_Exercise aim_
Read the data, and whenever a line holds the word "Provider", report that line.

_Dataset entries_

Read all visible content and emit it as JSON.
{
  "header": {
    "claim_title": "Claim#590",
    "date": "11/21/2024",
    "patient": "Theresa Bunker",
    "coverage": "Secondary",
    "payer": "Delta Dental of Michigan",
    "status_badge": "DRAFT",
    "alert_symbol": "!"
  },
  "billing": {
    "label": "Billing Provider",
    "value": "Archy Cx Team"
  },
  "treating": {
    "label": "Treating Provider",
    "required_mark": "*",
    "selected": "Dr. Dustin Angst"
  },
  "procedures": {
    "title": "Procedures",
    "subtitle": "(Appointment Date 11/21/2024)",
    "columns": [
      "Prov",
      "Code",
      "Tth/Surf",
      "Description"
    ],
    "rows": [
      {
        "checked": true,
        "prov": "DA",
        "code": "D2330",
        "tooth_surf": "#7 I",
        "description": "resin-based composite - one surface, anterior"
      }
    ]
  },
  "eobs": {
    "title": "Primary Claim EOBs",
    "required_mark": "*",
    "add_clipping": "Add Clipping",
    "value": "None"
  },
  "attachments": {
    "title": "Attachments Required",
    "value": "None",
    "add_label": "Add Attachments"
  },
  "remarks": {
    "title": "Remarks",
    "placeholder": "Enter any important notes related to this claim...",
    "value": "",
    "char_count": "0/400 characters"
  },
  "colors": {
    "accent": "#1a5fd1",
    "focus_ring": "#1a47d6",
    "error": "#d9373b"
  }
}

_Exercise solution_
    "label": "Billing Provider",
    "label": "Treating Provider",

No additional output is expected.